With those caveats, what I do remember is that the group in question was excoriated for implying that one’s votes and political stands are a good measure of morality.  How dare they say politicians who vote wrong somehow are immoral! How dare they say that there is a correlation between one’s politics and one’s morality!

Well, although the group may have been a bit crude in the way they stated there is such a correlation, recent events seem to be proving them right in more ways than one.  It is hard to miss that the recent sexual harassment scandals blowing up here in the U. S. overwhelmingly involve Democrats - Harvey Weinstein, Al Franken, John Conyers, Al Green, etc.

I can hear the reflex rebuttals now.  “What about Republicans like Roy Moore?”  If there were as many Republicans who mistreated women so blatantly, the Democrat News Media would surely be trotting them out and fast.  As for Roy Moore, the allegations against him smell increasingly like a pre-election dirty trick that is getting more debunked by the day.  But trust me, I think a lot of Republicans are scum, too.

And, to anticipate another question, the correlation I see is general not specific.  In other words, there are Leftist Democrats who are otherwise good people, and there are conservative Republican who are stinkers.  Heck, I once engaged in political combat against a few of them.

But to think there is no correlation between morality in public life and morality in private life is fantasy.  Someone who attacks freedom of speech, the right to life, basic property rights, the Constitutional rule of law, the right to defend oneself, traditional Christian values etc., etc. is probably going to be a sticker in private as well.


And now that stink is suddenly getting out and becoming public as well.

Sunday, November 26, 2017

The Sunday Next Before Advent and Ten Years

The Sunday Next Before Advent has always had a special place in my heart since I’ve become Anglican.  To me, “The Sunday Next Before Advent” just sounds Anglican.  More importantly, it means Advent is just about here.  In fact I am listening to Advent music as I type this.  Hey if the world pushes Christmas since before Halloween, I can begin celebrating Advent a week early.

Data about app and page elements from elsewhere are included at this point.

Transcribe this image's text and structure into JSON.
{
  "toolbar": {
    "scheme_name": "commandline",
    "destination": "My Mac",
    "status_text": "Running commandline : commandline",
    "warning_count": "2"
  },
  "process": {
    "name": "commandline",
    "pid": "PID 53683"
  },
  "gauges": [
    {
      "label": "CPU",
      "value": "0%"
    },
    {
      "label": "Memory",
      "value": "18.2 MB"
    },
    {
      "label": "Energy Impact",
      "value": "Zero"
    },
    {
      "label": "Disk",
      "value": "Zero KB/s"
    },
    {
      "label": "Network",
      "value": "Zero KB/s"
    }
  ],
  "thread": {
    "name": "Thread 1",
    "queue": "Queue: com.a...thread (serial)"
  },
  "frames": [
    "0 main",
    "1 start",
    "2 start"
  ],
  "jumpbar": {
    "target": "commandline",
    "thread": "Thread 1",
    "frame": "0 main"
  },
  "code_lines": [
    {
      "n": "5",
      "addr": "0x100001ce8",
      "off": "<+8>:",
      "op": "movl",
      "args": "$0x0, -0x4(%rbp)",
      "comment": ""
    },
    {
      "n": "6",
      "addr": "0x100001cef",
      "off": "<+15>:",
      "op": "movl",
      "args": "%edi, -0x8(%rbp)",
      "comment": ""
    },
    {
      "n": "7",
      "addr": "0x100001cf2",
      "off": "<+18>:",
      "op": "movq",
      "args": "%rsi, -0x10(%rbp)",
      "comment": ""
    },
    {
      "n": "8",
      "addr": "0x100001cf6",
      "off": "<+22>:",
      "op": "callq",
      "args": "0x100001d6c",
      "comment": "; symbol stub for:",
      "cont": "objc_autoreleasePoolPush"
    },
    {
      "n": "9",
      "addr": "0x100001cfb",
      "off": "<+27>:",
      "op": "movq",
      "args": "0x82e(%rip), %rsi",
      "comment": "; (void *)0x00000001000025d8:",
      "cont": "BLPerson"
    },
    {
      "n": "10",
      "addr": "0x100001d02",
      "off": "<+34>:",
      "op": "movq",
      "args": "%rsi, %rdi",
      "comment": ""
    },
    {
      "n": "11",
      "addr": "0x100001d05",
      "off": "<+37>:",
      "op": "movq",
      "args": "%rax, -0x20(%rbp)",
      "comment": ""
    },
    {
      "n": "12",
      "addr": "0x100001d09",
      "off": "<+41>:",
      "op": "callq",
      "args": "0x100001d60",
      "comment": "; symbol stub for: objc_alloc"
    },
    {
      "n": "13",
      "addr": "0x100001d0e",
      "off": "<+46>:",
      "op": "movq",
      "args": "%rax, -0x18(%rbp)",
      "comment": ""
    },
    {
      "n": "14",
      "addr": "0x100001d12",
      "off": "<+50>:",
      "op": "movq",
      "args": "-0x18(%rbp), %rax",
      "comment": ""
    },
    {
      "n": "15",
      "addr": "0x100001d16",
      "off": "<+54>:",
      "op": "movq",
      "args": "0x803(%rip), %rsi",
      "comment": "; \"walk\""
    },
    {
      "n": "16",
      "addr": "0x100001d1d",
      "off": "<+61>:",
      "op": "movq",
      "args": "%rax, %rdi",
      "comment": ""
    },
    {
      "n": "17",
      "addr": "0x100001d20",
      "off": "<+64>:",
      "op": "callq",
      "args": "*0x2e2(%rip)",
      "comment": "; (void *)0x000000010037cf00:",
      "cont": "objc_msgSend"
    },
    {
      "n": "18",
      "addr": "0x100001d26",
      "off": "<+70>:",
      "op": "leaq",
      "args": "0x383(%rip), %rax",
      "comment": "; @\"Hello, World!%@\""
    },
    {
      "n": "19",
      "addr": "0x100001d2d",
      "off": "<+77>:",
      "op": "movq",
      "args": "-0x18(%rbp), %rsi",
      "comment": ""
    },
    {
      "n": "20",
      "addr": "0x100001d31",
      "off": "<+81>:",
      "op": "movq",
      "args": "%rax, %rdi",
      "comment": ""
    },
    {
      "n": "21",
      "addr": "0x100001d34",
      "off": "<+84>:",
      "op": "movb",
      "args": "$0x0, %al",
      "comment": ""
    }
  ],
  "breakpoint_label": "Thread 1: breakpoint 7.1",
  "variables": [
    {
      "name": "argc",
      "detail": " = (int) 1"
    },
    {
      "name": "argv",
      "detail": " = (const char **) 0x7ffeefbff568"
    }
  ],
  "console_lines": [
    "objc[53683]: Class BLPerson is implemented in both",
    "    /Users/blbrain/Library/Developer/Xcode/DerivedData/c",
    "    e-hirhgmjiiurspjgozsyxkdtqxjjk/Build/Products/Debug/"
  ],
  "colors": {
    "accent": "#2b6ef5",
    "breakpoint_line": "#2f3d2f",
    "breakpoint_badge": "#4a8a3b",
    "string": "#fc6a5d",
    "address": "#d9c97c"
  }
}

As I was talking to a friend this past week, it occurred to me that it is ten years since I observed this Sunday in Oxford and at Pusey House.  That was a joyful Sunday for me indeed.


This post four years ago gives a good idea how much that Sunday and this Sunday means to me.  I hope it is special for you as well.